Woodsy's slogan was officially introduced on September 15, 1971 by Secretary of Agriculture Clifford Hardin. The first Woodsy Owl public service spot was created by U.S. Forest Ranger Chuck Williams, who was the Forest Service's technical consultant for the Lassie TV show which featured a Forest Service Ranger and his family.[4] Williams, along with Bell and Glenn Kovar, also of the U.S. Forest Service, brainstormed the idea for the Woodsy motif name together in Los Angeles, California, in 1970.[2] In 1974, the U.S. Congress passed the Woodsy Owl Act (Public Law 93-318) to protect the character making it a federal crime to reproduce his image or original slogan.[5]

Despite the documented history of Woodsy Owl's creation, various rival claims to his parentage have emerged over the years. Several individuals have stated that they invented Woodsy Owl as children as part of a nationwide poster contest. The Forest History Society has said that no evidence of such has been provided.[6]

Several songs have been used in conjunction with the Woodsy Owl environmental campaign, including "The Ballad of Woodsy Owl" and "Help Woodsy Spread the Word". Jon "Bermuda" Schwartz, the drummer for "Weird Al" Yankovic, recorded "The Woodsy Owl Song."

For his appearances in commercials that aired in the 1970s and 1980s, Woodsy was voiced by several actors, including Sterling Holloway, Barry Gordon, Dave Kimber, and Frank Welker.

Several other environmentalism-, conservation- or outdoor-themed comics and characters have appeared over the years, including Mark Trail and Smokey Bear. Woodsy Owl appeared as a comic by Gold Key Comics from 1973 to 1976.

See also[edit]

References[edit]

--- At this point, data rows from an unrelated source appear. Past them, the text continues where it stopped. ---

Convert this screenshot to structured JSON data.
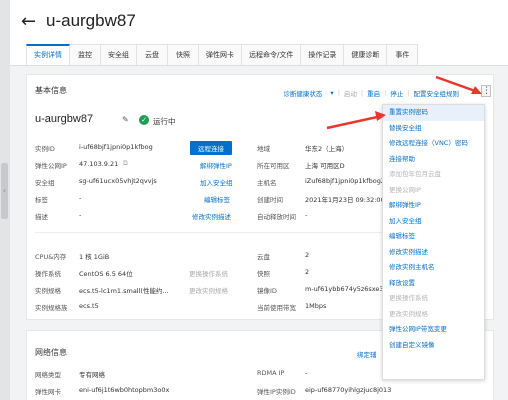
{
  "header": {
    "title": "u-aurgbw87"
  },
  "tabs": [
    {
      "label": "实例详情",
      "active": true
    },
    {
      "label": "监控"
    },
    {
      "label": "安全组"
    },
    {
      "label": "云盘"
    },
    {
      "label": "快照"
    },
    {
      "label": "弹性网卡"
    },
    {
      "label": "远程命令/文件"
    },
    {
      "label": "操作记录"
    },
    {
      "label": "健康诊断"
    },
    {
      "label": "事件"
    }
  ],
  "basic": {
    "section_title": "基本信息",
    "toolbar": {
      "diagnose": "诊断健康状态",
      "start": "启动",
      "restart": "重启",
      "stop": "停止",
      "sg_rules": "配置安全组规则"
    },
    "instance_name": "u-aurgbw87",
    "status": "运行中",
    "rows": {
      "instance_id": {
        "label": "实例ID",
        "value": "i-uf68bjf1jpni0p1kfbog",
        "action": "远程连接"
      },
      "eip": {
        "label": "弹性公网IP",
        "value": "47.103.9.21",
        "action": "解绑弹性IP"
      },
      "sg": {
        "label": "安全组",
        "value": "sg-uf61ucx05vhjt2qvvjs",
        "action": "加入安全组"
      },
      "tag": {
        "label": "标签",
        "value": "-",
        "action": "编辑标签"
      },
      "desc": {
        "label": "描述",
        "value": "-",
        "action": "修改实例描述"
      },
      "region": {
        "label": "地域",
        "value": "华东2（上海）"
      },
      "zone": {
        "label": "所在可用区",
        "value": "上海 可用区D"
      },
      "hostname": {
        "label": "主机名",
        "value": "iZuf68bjf1jpni0p1kfbogZ"
      },
      "created": {
        "label": "创建时间",
        "value": "2021年1月23日 09:32:00"
      },
      "autorelease": {
        "label": "自动释放时间",
        "value": "-"
      },
      "cpu": {
        "label": "CPU&内存",
        "value": "1 核 1GiB"
      },
      "os": {
        "label": "操作系统",
        "value": "CentOS 6.5 64位",
        "action": "更换操作系统"
      },
      "spec": {
        "label": "实例规格",
        "value": "ecs.t5-lc1m1.small(性能约...",
        "action": "更改实例规格"
      },
      "family": {
        "label": "实例规格族",
        "value": "ecs.t5"
      },
      "disk": {
        "label": "云盘",
        "value": "2"
      },
      "snapshot": {
        "label": "快照",
        "value": "2"
      },
      "image": {
        "label": "镜像ID",
        "value": "m-uf61ybb674y5z6sxe32"
      },
      "bandwidth": {
        "label": "当前使用带宽",
        "value": "1Mbps"
      }
    }
  },
  "network": {
    "section_title": "网络信息",
    "bind_action": "绑定辅",
    "rows": {
      "nettype": {
        "label": "网络类型",
        "value": "专有网络"
      },
      "eni": {
        "label": "弹性网卡",
        "value": "eni-uf6j1t6wb0htopbm3o0x"
      },
      "rdma": {
        "label": "RDMA IP",
        "value": "-"
      },
      "eipid": {
        "label": "弹性IP实例ID",
        "value": "eip-uf68770yihlgzjuc8j013"
      }
    }
  },
  "menu": {
    "items": [
      {
        "label": "重置实例密码",
        "enabled": true,
        "highlight": true
      },
      {
        "label": "替换安全组",
        "enabled": true
      },
      {
        "label": "修改远程连接（VNC）密码",
        "enabled": true
      },
      {
        "label": "连接帮助",
        "enabled": true
      },
      {
        "label": "添加包年包月云盘",
        "enabled": false
      },
      {
        "label": "更换公网IP",
        "enabled": false
      },
      {
        "label": "解绑弹性IP",
        "enabled": true
      },
      {
        "label": "加入安全组",
        "enabled": true
      },
      {
        "label": "编辑标签",
        "enabled": true
      },
      {
        "label": "修改实例描述",
        "enabled": true
      },
      {
        "label": "修改实例主机名",
        "enabled": true
      },
      {
        "label": "释放设置",
        "enabled": true
      },
      {
        "label": "更换操作系统",
        "enabled": false
      },
      {
        "label": "更改实例规格",
        "enabled": false
      },
      {
        "label": "弹性公网IP带宽变更",
        "enabled": true
      },
      {
        "label": "创建自定义镜像",
        "enabled": true
      }
    ]
  },
  "colors": {
    "accent": "#0070cc",
    "status": "#1e9e51",
    "arrow": "#e8372c"
  }
}
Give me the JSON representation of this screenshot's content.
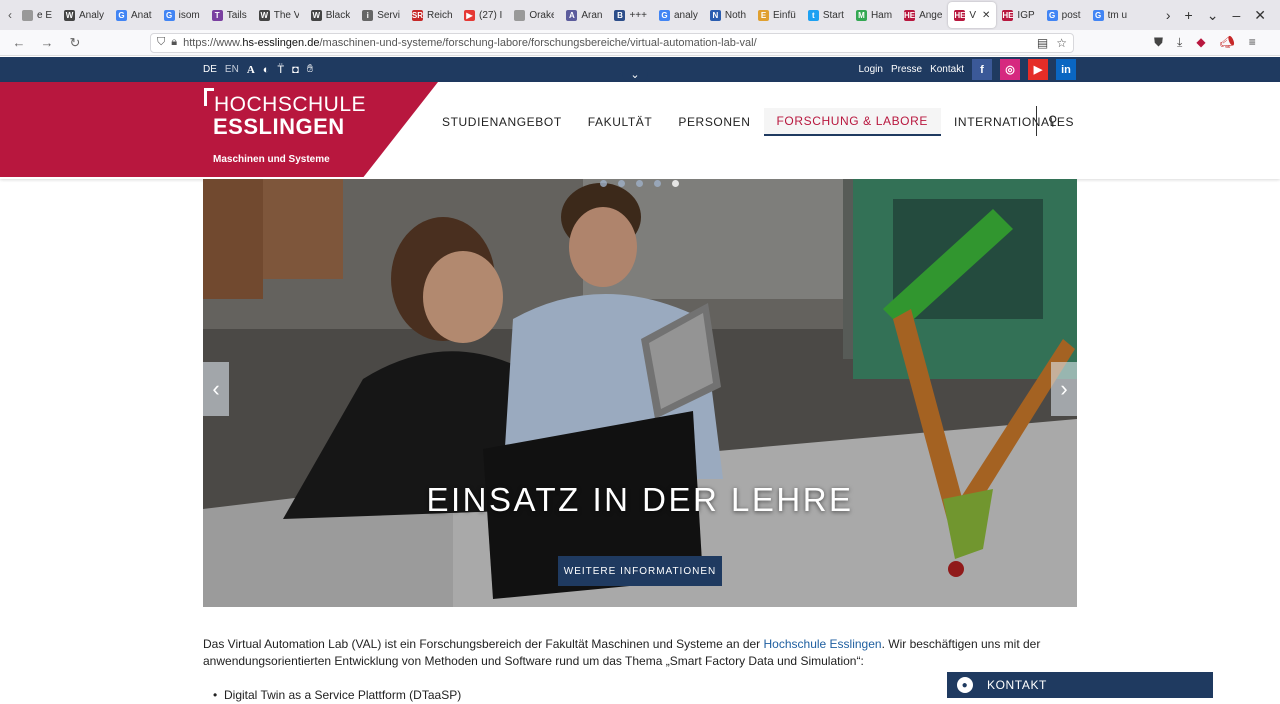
{
  "browser": {
    "tabs": [
      {
        "label": "e E",
        "fav": "",
        "color": "#999"
      },
      {
        "label": "Analy",
        "fav": "W",
        "color": "#444"
      },
      {
        "label": "Anat",
        "fav": "G",
        "color": "#4285f4"
      },
      {
        "label": "isom",
        "fav": "G",
        "color": "#4285f4"
      },
      {
        "label": "Tails",
        "fav": "T",
        "color": "#7a3fa0"
      },
      {
        "label": "The V",
        "fav": "W",
        "color": "#444"
      },
      {
        "label": "Black",
        "fav": "W",
        "color": "#444"
      },
      {
        "label": "Servi",
        "fav": "i",
        "color": "#666"
      },
      {
        "label": "Reich",
        "fav": "SR",
        "color": "#c62828"
      },
      {
        "label": "(27) I",
        "fav": "▶",
        "color": "#e53935"
      },
      {
        "label": "Orakeln",
        "fav": "",
        "color": "#999"
      },
      {
        "label": "Aran",
        "fav": "A",
        "color": "#5c5c9c"
      },
      {
        "label": "+++",
        "fav": "B",
        "color": "#2d4e8a"
      },
      {
        "label": "analy",
        "fav": "G",
        "color": "#4285f4"
      },
      {
        "label": "Noth",
        "fav": "N",
        "color": "#2a5db0"
      },
      {
        "label": "Einfü",
        "fav": "E",
        "color": "#e0a030"
      },
      {
        "label": "Start",
        "fav": "t",
        "color": "#1da1f2"
      },
      {
        "label": "Ham",
        "fav": "M",
        "color": "#34a853"
      },
      {
        "label": "Ange",
        "fav": "HE",
        "color": "#b8173e"
      }
    ],
    "active_tab": {
      "label": "Vir",
      "fav": "HE",
      "close": "✕"
    },
    "tabs_after": [
      {
        "label": "IGP",
        "fav": "HE",
        "color": "#b8173e"
      },
      {
        "label": "post",
        "fav": "G",
        "color": "#4285f4"
      },
      {
        "label": "tm u",
        "fav": "G",
        "color": "#4285f4"
      }
    ],
    "url_prefix": "https://www.",
    "url_host": "hs-esslingen.de",
    "url_path": "/maschinen-und-systeme/forschung-labore/forschungsbereiche/virtual-automation-lab-val/"
  },
  "topbar": {
    "lang_de": "DE",
    "lang_en": "EN",
    "links": [
      "Login",
      "Presse",
      "Kontakt"
    ],
    "social": [
      {
        "name": "facebook",
        "glyph": "f",
        "color": "#3b5998"
      },
      {
        "name": "instagram",
        "glyph": "◎",
        "color": "#d6287f"
      },
      {
        "name": "youtube",
        "glyph": "▶",
        "color": "#e52d27"
      },
      {
        "name": "linkedin",
        "glyph": "in",
        "color": "#0a66c2"
      }
    ]
  },
  "logo": {
    "line1": "HOCHSCHULE",
    "line2": "ESSLINGEN",
    "sub": "Maschinen und Systeme"
  },
  "nav": {
    "items": [
      "STUDIENANGEBOT",
      "FAKULTÄT",
      "PERSONEN",
      "FORSCHUNG & LABORE",
      "INTERNATIONALES"
    ],
    "active_index": 3
  },
  "hero": {
    "title": "EINSATZ IN DER LEHRE",
    "button": "WEITERE INFORMATIONEN",
    "slide_count": 5,
    "active_slide": 4
  },
  "content": {
    "intro_before_link": "Das Virtual Automation Lab (VAL) ist ein Forschungsbereich der Fakultät Maschinen und Systeme an der ",
    "link": "Hochschule Esslingen",
    "intro_after_link": ". Wir beschäftigen uns mit der anwendungsorientierten Entwicklung von Methoden und Software rund um das Thema „Smart Factory Data und Simulation“:",
    "bullets": [
      "Digital Twin as a Service Plattform (DTaaSP)"
    ]
  },
  "contact": {
    "label": "KONTAKT"
  },
  "colors": {
    "brand_red": "#b8173e",
    "brand_navy": "#1f3a60"
  }
}
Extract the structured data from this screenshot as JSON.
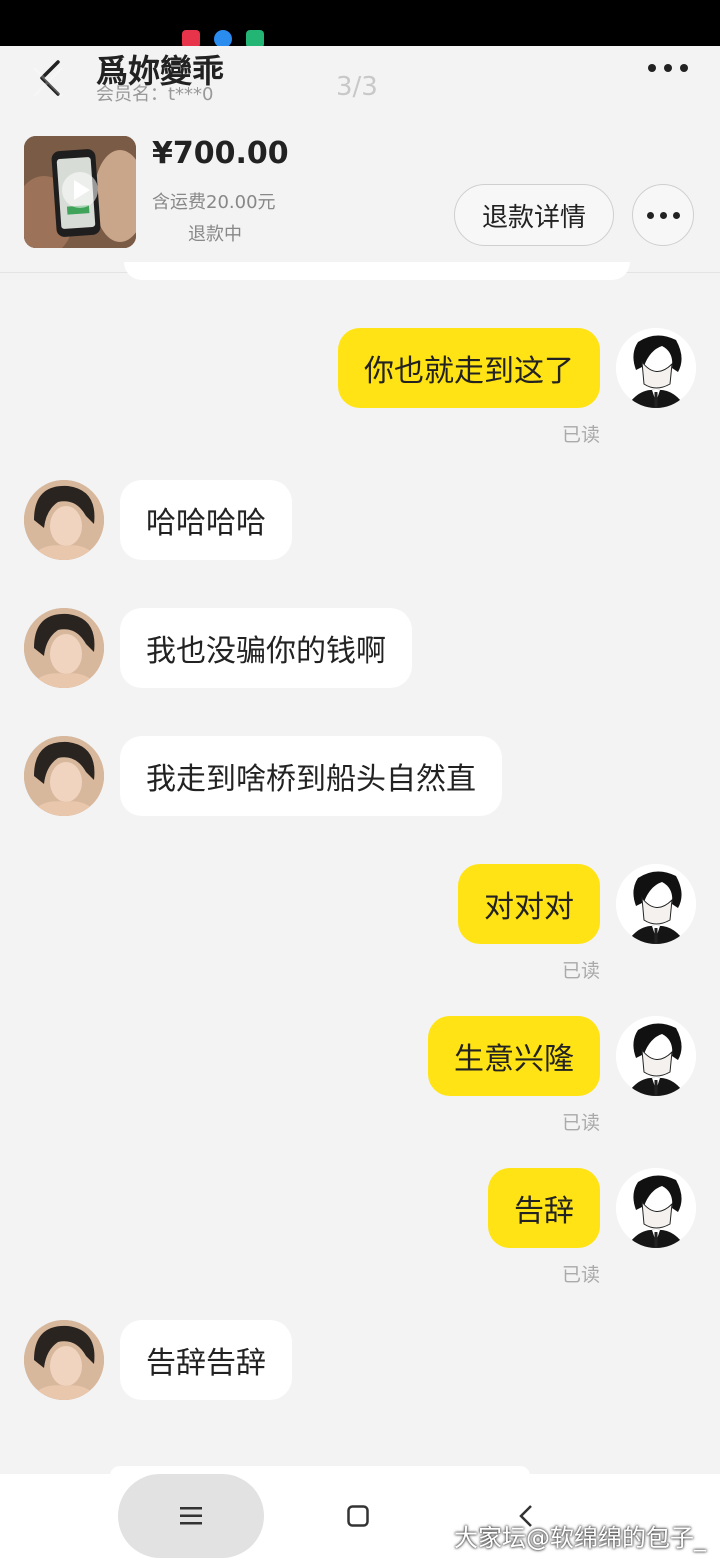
{
  "header": {
    "title": "爲妳變乖",
    "member_label": "会员名：t***0",
    "pager": "3/3"
  },
  "product": {
    "price": "¥700.00",
    "shipping": "含运费20.00元",
    "status": "退款中",
    "refund_button": "退款详情"
  },
  "messages": [
    {
      "side": "out",
      "text": "你也就走到这了",
      "read": "已读"
    },
    {
      "side": "in",
      "text": "哈哈哈哈"
    },
    {
      "side": "in",
      "text": "我也没骗你的钱啊"
    },
    {
      "side": "in",
      "text": "我走到啥桥到船头自然直"
    },
    {
      "side": "out",
      "text": "对对对",
      "read": "已读"
    },
    {
      "side": "out",
      "text": "生意兴隆",
      "read": "已读"
    },
    {
      "side": "out",
      "text": "告辞",
      "read": "已读"
    },
    {
      "side": "in",
      "text": "告辞告辞"
    }
  ],
  "watermark": "大家坛@软绵绵的包子_",
  "colors": {
    "outgoing_bubble": "#ffe314",
    "incoming_bubble": "#ffffff",
    "background": "#f3f3f3"
  }
}
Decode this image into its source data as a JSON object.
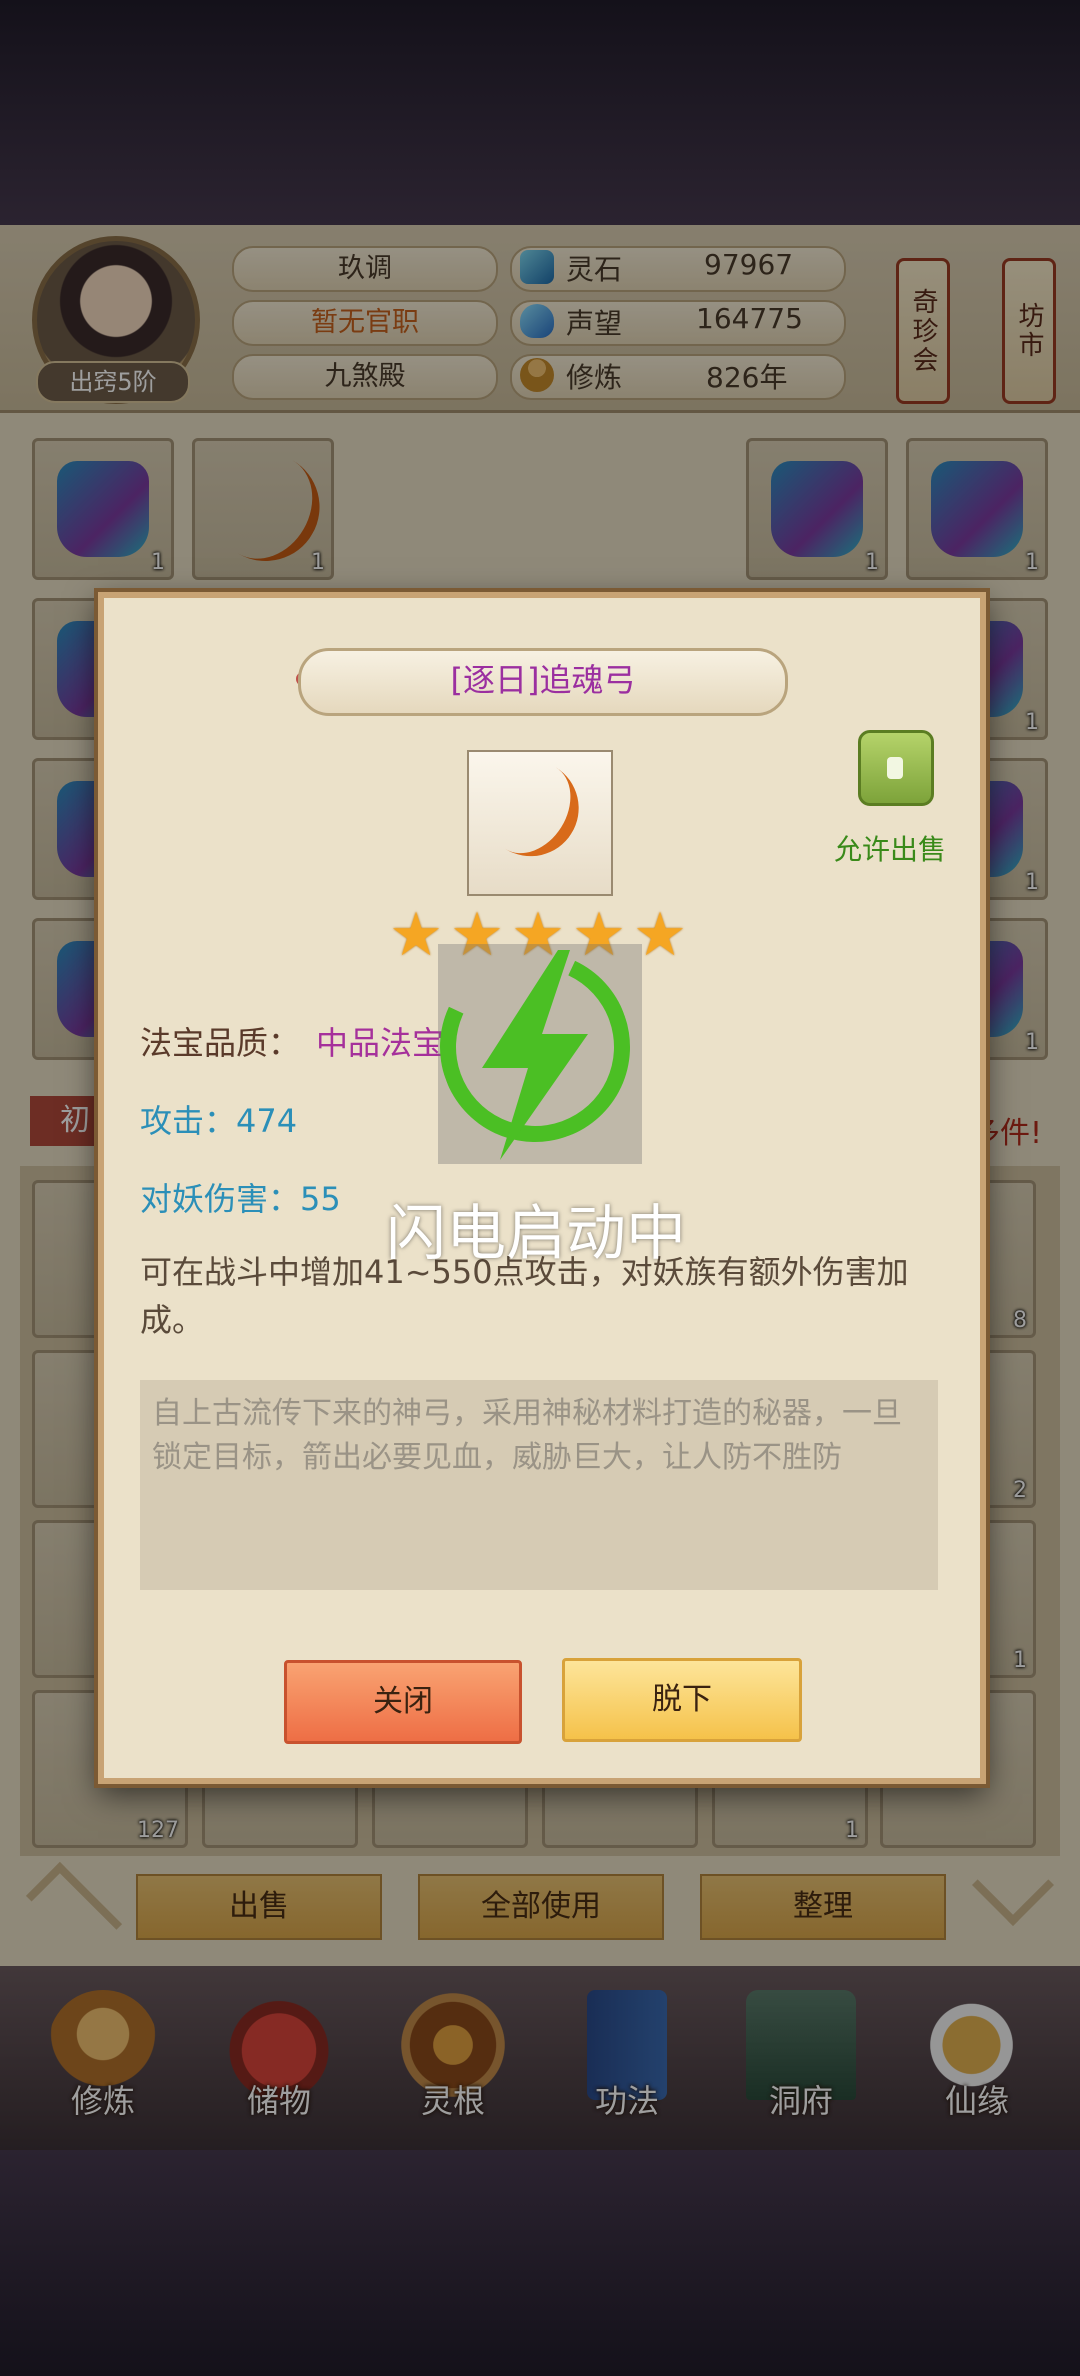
{
  "header": {
    "rank_label": "出窍5阶",
    "player_name": "玖调",
    "official_title": "暂无官职",
    "sect": "九煞殿",
    "resources": [
      {
        "icon": "spirit-stone-icon",
        "label": "灵石",
        "value": "97967"
      },
      {
        "icon": "prestige-icon",
        "label": "声望",
        "value": "164775"
      },
      {
        "icon": "cultivation-icon",
        "label": "修炼",
        "value": "826年"
      }
    ],
    "signs": [
      "奇珍会",
      "坊市"
    ]
  },
  "inventory": {
    "equip_counts": [
      "1",
      "1",
      "1",
      "1"
    ],
    "right_counts": [
      "1",
      "1",
      "1",
      "1",
      "8",
      "2",
      "1"
    ],
    "bottom_counts": [
      "127",
      "1"
    ],
    "partial_left": "初",
    "partial_right": "多件!"
  },
  "actions": {
    "sell": "出售",
    "use_all": "全部使用",
    "organize": "整理"
  },
  "nav": [
    {
      "label": "修炼",
      "icon": "meditation-icon"
    },
    {
      "label": "储物",
      "icon": "storage-bag-icon"
    },
    {
      "label": "灵根",
      "icon": "spirit-root-icon"
    },
    {
      "label": "功法",
      "icon": "scripture-book-icon"
    },
    {
      "label": "洞府",
      "icon": "cave-dwelling-icon"
    },
    {
      "label": "仙缘",
      "icon": "immortal-fate-icon"
    }
  ],
  "modal": {
    "title": "[逐日]追魂弓",
    "stars": 5,
    "allow_sale": "允许出售",
    "quality_label": "法宝品质：",
    "quality_value": "中品法宝",
    "attack": "攻击：474",
    "demon_damage": "对妖伤害：55",
    "effect": "可在战斗中增加41~550点攻击，对妖族有额外伤害加成。",
    "lore": "自上古流传下来的神弓，采用神秘材料打造的秘器，一旦锁定目标，箭出必要见血，威胁巨大，让人防不胜防",
    "close_button": "关闭",
    "unequip_button": "脱下"
  },
  "overlay": {
    "text": "闪电启动中",
    "icon": "lightning-bolt-icon",
    "accent": "#4bbf24"
  },
  "colors": {
    "title": "#9b2fa0",
    "quality_value": "#a5309b",
    "stat_blue": "#2b8fb8",
    "official_title": "#c5611d"
  }
}
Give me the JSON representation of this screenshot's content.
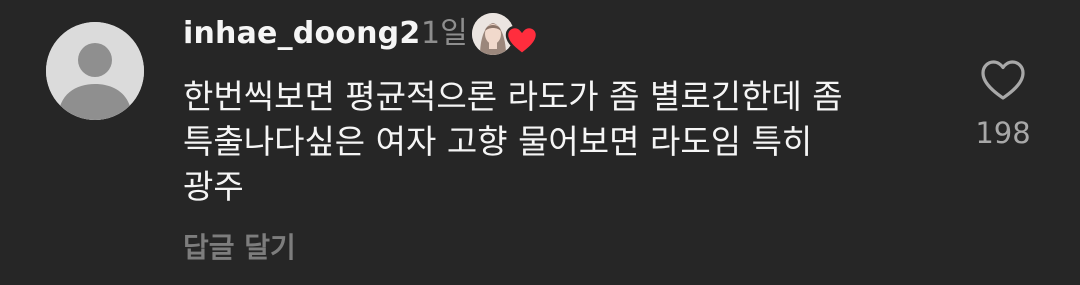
{
  "comment": {
    "username": "inhae_doong2",
    "timestamp": "1일",
    "text": "한번씩보면 평균적으론 라도가 좀 별로긴한데 좀\n특출나다싶은 여자 고향 물어보면 라도임 특히\n광주",
    "reply_label": "답글 달기",
    "like_count": "198"
  },
  "colors": {
    "background": "#262626",
    "text_primary": "#f5f5f5",
    "text_secondary": "#8e8e8e",
    "heart_badge": "#ff2d3d"
  },
  "icons": {
    "avatar": "default-avatar-icon",
    "creator_like": "heart-icon",
    "like": "heart-outline-icon"
  }
}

  1. ^ a b "Conservation Education – Woodsy Owl". Archived from the original on March 10, 2010. Retrieved March 16, 2014.
  2. ^ a b c d e Fuller-Bennett, Harald; Velez, Iris (Spring 2012). "Woodsy Owl at 40" (PDF). Forest History Today. Forest History Society. Retrieved May 26, 2012.
  3. ^ "PSW at the Smithsonian Folklife Festival". [PSW News]. August 2005.
  4. ^ "PSW at the Smithsonian Folklife Festival". [PSW News]. August 2005.
  5. ^ "18 USC 711a: "Woodsy Owl" character, name, or slogan". Retrieved June 3, 2019.
  6. ^ Fuller-Bennett, Harald (Spring 2012). "I Created Woodsy Owl" (PDF). Forest History Today. Retrieved July 27, 2012.

External links[edit]

Media related to Woodsy Owl at Wikimedia Commons